- OUR MISSION - To enhance the quality of life for all Native people.

Adolescent Recovery and Wellness Center (ARWC)

The ARWC is a 36-bed residential facility centrally located in Wisconsin to best serve all Member Tribes and urban Indians. It will provide culturally relevant services and responsive residential substance abuse treatment for Native American youth, ages 13-17, who are suffering from Substance Use Disorder (SUD) and any co-occurring mental health conditions. Priority will be given to Native American youth, but the facility would be available to non-Native adolescents as well.

COVID-19 Pandemic

GLITC has faced the challenges of 2020 while continuing to bring beneficial services to our Tribal communities throughout the COVID-19 pandemic.

About the Great Lakes Inter-Tribal Council, Inc. (GLITC)

Great Lakes Inter-Tribal Council, Inc. (GLITC) had its beginnings in the early 1960’s as the consequences of the federal experiment of Termination began to play out with the Menominee tribe. Beginning as an association of the leaders of the other ten tribes located in Wisconsin, GLITC was incorporated in 1965 with the purpose of providing a mechanism through which the tribes could work through the challenges of governance and services to their constituents. Through intertribal unity, the tribes could better develop and implement programs, seek outside assistance, and gain leverage in dealing with federal, state, and local government.

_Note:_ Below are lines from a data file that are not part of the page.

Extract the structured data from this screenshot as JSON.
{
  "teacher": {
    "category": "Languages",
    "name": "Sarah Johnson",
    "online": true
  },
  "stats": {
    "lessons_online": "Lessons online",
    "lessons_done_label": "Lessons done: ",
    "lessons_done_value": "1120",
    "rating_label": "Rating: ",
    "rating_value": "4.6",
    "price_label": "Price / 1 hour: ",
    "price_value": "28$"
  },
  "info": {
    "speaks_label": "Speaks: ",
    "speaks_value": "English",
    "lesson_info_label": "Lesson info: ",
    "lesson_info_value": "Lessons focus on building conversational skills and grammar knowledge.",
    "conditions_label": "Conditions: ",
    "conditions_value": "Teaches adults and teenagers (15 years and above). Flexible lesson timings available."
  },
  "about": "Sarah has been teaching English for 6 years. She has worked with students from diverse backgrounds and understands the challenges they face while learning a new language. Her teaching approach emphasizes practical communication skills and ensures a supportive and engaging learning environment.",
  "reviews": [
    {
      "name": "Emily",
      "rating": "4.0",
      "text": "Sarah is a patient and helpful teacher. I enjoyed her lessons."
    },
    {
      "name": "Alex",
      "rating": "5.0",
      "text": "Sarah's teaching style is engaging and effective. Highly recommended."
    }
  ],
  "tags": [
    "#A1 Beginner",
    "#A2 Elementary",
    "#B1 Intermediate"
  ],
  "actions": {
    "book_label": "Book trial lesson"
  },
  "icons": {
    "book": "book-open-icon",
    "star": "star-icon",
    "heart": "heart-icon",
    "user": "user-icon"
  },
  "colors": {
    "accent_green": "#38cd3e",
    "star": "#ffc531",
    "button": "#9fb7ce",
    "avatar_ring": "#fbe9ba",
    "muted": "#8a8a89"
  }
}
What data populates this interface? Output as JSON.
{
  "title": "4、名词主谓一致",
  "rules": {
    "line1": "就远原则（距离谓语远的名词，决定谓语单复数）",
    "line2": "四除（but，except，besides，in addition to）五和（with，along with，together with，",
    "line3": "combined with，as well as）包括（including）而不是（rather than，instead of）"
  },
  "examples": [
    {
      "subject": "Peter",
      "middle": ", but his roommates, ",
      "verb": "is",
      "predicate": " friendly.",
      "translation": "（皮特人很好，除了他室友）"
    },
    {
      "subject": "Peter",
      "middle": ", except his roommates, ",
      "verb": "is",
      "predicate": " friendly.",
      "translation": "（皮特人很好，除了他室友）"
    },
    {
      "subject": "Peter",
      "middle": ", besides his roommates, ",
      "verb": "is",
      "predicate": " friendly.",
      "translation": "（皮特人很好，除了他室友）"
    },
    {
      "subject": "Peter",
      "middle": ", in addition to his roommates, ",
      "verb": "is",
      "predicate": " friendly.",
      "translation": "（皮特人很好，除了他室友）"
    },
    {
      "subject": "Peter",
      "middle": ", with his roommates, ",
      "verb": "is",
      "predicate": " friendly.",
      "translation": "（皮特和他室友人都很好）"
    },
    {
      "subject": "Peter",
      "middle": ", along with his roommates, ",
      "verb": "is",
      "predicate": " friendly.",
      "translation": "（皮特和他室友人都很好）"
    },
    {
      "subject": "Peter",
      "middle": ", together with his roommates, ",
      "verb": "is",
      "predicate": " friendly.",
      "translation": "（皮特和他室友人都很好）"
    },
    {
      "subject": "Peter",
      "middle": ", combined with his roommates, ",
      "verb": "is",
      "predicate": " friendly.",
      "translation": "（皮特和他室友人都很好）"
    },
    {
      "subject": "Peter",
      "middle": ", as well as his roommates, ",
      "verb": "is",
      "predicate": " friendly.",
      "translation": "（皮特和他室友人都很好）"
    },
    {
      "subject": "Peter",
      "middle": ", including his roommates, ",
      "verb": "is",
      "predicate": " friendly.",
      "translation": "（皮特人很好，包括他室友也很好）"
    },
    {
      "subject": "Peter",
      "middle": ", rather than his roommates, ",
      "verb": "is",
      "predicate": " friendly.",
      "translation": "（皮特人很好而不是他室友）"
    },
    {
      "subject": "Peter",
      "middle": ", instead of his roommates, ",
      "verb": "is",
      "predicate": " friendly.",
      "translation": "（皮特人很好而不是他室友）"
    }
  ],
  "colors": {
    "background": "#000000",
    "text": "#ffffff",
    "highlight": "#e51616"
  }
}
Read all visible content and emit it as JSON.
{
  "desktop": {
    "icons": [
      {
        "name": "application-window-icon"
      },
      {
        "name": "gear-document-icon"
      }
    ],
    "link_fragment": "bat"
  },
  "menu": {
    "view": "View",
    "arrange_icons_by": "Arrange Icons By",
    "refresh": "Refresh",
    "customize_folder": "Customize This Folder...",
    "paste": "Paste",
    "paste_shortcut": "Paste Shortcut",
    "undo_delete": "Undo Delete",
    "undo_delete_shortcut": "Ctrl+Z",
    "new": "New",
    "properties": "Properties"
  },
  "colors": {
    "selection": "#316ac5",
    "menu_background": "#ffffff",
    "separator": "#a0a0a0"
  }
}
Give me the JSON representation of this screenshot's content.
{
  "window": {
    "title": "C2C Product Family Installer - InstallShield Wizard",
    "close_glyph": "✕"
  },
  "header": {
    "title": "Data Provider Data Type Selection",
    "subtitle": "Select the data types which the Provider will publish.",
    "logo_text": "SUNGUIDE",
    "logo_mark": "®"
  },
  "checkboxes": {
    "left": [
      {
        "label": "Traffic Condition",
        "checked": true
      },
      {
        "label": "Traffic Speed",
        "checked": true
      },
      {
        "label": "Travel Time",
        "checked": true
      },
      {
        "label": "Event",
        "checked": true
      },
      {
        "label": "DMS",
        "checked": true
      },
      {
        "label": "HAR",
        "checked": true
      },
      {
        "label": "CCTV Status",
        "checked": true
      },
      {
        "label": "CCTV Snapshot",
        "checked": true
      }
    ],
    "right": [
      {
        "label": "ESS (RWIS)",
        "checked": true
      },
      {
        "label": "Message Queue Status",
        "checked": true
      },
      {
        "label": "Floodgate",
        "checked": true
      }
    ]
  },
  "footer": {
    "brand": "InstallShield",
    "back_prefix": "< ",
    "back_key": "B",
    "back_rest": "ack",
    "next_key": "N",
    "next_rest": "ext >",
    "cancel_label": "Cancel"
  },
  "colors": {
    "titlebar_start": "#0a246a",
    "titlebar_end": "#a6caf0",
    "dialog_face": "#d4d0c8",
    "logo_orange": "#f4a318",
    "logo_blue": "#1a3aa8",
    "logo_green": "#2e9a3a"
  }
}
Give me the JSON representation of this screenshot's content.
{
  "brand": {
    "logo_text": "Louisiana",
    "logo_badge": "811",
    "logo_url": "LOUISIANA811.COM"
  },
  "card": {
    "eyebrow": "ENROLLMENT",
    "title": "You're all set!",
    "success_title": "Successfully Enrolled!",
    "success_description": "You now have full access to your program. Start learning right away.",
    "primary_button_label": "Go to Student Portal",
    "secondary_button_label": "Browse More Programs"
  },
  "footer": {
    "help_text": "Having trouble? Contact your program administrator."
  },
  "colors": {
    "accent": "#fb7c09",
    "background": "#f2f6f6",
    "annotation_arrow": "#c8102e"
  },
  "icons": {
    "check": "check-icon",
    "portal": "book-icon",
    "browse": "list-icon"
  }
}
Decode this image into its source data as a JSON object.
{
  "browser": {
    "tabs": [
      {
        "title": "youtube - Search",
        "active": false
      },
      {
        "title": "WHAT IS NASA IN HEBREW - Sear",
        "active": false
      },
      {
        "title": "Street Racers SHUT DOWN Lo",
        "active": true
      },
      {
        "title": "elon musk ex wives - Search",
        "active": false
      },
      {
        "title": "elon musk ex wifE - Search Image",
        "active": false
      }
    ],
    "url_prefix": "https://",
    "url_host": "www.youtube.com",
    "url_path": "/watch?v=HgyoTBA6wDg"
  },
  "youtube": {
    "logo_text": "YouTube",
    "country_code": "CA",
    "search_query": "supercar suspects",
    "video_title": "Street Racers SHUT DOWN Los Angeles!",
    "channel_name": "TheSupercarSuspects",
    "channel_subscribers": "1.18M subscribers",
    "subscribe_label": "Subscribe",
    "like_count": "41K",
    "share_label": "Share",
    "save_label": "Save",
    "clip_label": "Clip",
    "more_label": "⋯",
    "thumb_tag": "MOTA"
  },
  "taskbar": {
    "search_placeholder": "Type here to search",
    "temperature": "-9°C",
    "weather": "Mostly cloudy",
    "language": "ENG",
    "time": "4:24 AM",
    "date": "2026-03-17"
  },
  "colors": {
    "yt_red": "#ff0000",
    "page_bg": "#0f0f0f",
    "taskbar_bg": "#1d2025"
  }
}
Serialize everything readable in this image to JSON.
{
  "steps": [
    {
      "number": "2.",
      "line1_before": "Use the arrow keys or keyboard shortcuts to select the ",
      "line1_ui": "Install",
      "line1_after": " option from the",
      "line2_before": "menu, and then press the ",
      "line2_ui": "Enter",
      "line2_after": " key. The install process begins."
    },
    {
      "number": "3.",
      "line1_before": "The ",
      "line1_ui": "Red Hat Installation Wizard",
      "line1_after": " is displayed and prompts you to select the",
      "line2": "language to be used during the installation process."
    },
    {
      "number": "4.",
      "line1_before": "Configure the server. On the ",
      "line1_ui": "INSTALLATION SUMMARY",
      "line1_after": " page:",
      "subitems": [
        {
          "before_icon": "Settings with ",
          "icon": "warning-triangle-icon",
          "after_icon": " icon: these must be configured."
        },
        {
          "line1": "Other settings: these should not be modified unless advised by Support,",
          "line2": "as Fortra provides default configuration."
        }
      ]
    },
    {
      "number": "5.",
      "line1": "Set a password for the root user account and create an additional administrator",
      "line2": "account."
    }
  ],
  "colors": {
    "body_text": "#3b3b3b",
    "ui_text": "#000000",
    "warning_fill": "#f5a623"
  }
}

GLITC’s strength lies in the resolve of the tribes to be independent and self-governing, yet to come together in a unified forum to discuss and resolve those issues that require intertribal unity and attention. As independent governments, the tribes operated widely varied government service systems, and address their communities’ needs in numerous ways. GLITC supplements the member tribes’ own efforts through development and operation of health and human service programs, education programs, and economic development programs in the reservation communities it serves. Intergovernmental relations and policy decisions find an intertribal discussion forum through GLITC. However, through long-standing custom, public comment and policy implementation is reserved for the member tribes through their own elected representatives.